He was a rescue: Why your dog wants you to stop talking about the past!

One of the biggest things we see in the dog behavior profession is a struggle for people to move past a dog's history. Often times, the story behind a dog becomes a huge part of how a dog is treated in the present. The truth is, your dog needs you to move on from their past so they can, too!

It's human nature to have a huge heart for animals, and particularly for those that have had a rough situation in their life. I want to be the first to say that I do not want to discredit any of the struggles that these animals have gone through, prior to coming to their new home, BUT they are no longer in that situation! The worst thing for anyone who has been through a tramatic event is to continue to talk about it and relive it - and unfortunately, with many dogs in rescue that is exactly what is happening. The dogs may not understand the English we are speaking, but our actions with them read loud and clear that we feel sorry for them.

What I mean by that, is that often times we accommodate and stay very soft emotionally and boundry-wise with these dogs. A dog who we will give free roam of the house, furniture, our personal space, no rules of the walk, no or very limited crate time, sleeping in bed, going where they want, having your attention when they want it, etc! While the intentions are good, and are coming from a place of never wanting this creature to feel stress, pain, emotional discomfort, or anything close to the unhappiness it felt before - so we don't ask much of the dog when it comes to their behaviors and choices.
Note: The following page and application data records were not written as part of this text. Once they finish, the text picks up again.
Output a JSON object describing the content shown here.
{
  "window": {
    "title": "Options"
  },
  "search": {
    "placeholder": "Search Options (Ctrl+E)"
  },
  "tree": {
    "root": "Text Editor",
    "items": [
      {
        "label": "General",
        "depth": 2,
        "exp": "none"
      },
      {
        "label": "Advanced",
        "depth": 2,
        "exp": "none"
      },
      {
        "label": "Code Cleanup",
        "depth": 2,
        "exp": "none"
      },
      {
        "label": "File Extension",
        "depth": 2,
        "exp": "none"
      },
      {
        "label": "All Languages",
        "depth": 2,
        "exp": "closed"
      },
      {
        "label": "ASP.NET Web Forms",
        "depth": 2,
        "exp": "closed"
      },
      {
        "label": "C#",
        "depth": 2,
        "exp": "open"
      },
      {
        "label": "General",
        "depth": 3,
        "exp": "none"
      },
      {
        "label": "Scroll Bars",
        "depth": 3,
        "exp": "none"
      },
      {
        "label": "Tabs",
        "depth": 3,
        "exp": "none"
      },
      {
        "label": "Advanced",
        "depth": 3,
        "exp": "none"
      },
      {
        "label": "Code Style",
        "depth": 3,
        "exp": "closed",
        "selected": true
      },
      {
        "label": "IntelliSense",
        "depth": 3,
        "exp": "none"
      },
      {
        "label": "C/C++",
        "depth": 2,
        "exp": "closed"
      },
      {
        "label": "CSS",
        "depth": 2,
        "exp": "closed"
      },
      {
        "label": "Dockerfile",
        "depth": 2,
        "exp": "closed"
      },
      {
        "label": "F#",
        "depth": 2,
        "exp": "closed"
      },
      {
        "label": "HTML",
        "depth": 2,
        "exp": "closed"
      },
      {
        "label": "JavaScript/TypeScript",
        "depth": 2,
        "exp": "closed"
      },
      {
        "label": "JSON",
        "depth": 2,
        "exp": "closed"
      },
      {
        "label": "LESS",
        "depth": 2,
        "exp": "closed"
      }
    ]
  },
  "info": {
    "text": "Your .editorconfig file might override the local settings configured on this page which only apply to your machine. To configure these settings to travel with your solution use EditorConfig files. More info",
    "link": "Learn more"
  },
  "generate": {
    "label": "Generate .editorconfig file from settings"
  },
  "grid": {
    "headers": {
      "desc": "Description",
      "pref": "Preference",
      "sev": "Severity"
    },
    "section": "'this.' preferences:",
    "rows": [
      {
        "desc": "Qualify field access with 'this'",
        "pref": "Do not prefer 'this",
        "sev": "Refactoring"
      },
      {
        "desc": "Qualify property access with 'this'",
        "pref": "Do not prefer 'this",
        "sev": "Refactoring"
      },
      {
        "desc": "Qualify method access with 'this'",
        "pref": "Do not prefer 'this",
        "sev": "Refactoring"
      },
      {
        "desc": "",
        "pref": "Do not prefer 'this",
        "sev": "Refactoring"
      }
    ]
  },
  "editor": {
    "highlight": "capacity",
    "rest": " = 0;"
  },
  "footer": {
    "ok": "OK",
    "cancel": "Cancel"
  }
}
What often ends up happening, is that these dogs begin to develop behavioral issues in the home, unintentionally reinforced by the accommodating nature of their owners.

In the dog training industry we often hear stories of dogs (many from rescue and shelters) that were "great" in the family for a little while, but then started to act aggressively on walks (barking/lunging), growling at other people, became territorial, have seperation anxiety, fighting with or other pets, anxiously cry/whine/bark anytime they hear a car door close outside or a leaf move in the wind.

Why does this happen so often, with so many dogs? I believe it has to do with their past, but not in the way that you would think - it has to do with the fact that people have can't move past their dog's PAST and try to be the protector and friend for a dog, instead of a teacher and guide. I assure you that a dog does enjoy their owner for their softness, attention, freedom, and empowerment recieved from them as they accommodate the dog, with the desire not to stress or deny them anything ever again. BUT on the flip side, that softness (though much enjoyed) does not give a dog a sense of protection or security. Basically, they think you are great but incapable when it comes to being and advocate for your household - and there is no way that someone who has that role in their dog's life can "protect or be a source of security" when it comes to the scary things in life. So, your dog feels that not only are they concerned/broken about certain stressors in life, but their new family is too, so it is their obligation to try and keep themselves and their environment safe. Hence, the high levels of anxiety, stress, reactivity - these dogs are carrying the weight and responsibility of the world on their shoulders...and that is the complete opposite of what the owners of rescue dogs are trying to do!

Your dog wants to know that you confidently have control of the environment they are in and that they can feel safe and trust you to keep them that way. The only way to do that is by showing them, teaching them, how to live in your world - by not lingering on their past, but setting boundaries and expectations, guiding, training, and leading them like nothing ever happened. Your dog can't move on if you can't, and I bet if you could asked them, they would really really like to! Honor the dog that they are, not the story that they had :)

rescue dog